In 1910, John Ramsey travelled to the Markovo Fair to buy 70 Siberian huskies. He had been inspired by Goosak’s team and entered his dogs in the All Alaska Sweepstakes. His dogs took 1st, 2nd and 4th place! The reputation of the Siberian was made. The first placed team was led by a man named Iron Man Johnson and his lead dog KOLYMA. They travelled the distance in just 74 hours, 14 minutes and 37 seconds. No one has ever been able to beat this time. A race was run to commemorate the 75th anniversary of the Sweepstakes in 1983. The winning team, regardless of better nutrition and more sophisticated equipment, came in 10 hours slower than Johnson’s team.
Leonhard Seppala bought Ramsey’s dogs. He continued to enter the Sweepstakes and the huskies continued to win, taking first place in 1915, 1916 and 1917. World War I marked the end of the Sweepstakes.
It is in 1925 though that the huskies really made history. A Diptheria epidemic threatened Nome. The people of Nome were saved by the huskies. Several dog teams took part in what has now become the famous Serum Run. Through blizzards, they travelled 674 miles in just 5 days. The mail teams usually took 25 days to run the same distance. The last leg of the race was led by Gunnar Kaasen and his dog BALTO. A statue of Balto in New York’s Central Park honours all dogs that took part in the run. Seppala however believed that his great leader TOGO was the real hero of the race. Togo’s team actually ran one-third of the distance of the Serum Run. He became permanently lame after the race. He had run over 5000 miles in his career. In 1926, Togo received a medal for his work at Madison Square Garden.
Seppala was invited to tour several cities as a result of his heroism in the Serum Run. He took his dogs across the country to New England. There, he raced against Walden’s large dogs of the Chinook kennels. They were a mixture of Greenland and Canadian Eskimo and Mastiff. Again, everyone mocked the small huskies which of course won all the races. At the age of 11, CHINOOK, the original sire of the kennel, was actually the lead dog for Admiral Richard E. Byrd on his first trip to Antarctica. Interestingly, Chinook was actually the great grandson of Polaris. The Chinook kennels continued to train dogs for the 2nd and 3rd expeditions to the South Pole as well as for Search and Rescue teams in World War II.

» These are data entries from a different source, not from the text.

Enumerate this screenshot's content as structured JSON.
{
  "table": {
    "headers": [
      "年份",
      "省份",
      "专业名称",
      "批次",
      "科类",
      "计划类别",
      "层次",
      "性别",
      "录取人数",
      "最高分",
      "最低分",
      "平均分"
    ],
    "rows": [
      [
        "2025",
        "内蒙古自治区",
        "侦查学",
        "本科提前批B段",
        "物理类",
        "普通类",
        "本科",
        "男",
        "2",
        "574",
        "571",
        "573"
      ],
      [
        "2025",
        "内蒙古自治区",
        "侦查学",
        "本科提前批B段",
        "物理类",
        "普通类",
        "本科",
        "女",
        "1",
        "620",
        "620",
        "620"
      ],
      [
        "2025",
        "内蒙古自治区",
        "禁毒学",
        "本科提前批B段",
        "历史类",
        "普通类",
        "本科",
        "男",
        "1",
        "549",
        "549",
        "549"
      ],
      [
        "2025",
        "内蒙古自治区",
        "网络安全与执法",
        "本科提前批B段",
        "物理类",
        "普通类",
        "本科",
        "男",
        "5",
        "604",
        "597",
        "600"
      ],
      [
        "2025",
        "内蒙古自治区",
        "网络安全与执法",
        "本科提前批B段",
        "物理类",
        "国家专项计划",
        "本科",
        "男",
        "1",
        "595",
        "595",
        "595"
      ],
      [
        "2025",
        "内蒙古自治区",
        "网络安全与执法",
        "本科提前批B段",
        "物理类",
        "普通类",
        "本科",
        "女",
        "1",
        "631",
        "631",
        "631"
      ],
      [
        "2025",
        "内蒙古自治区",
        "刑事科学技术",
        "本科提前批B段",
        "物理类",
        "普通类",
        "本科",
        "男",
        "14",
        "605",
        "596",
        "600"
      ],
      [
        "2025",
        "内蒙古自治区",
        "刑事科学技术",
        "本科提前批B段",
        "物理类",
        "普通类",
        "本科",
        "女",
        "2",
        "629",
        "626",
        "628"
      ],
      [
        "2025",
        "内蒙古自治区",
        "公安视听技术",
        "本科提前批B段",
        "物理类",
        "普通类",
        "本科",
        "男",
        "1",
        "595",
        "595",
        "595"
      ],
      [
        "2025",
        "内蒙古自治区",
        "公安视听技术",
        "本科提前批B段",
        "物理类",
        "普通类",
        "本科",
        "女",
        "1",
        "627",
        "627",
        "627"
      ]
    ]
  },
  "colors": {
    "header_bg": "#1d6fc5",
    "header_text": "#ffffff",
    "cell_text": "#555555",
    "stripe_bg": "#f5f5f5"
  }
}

Seppala, partnering with Elizabeth Ricker, established his kennel in Maine. His last race was in Lake Placid at the winter olympics of 1932 where sled racing was a demonstration sport. Harry Wheeler bought Seppala’s dogs and brought them to St. Jovite, Quebec. The ancestry of all of today’s registered huskies can be traced to the Seppala-Ricker or Harry Wheeler Kennels.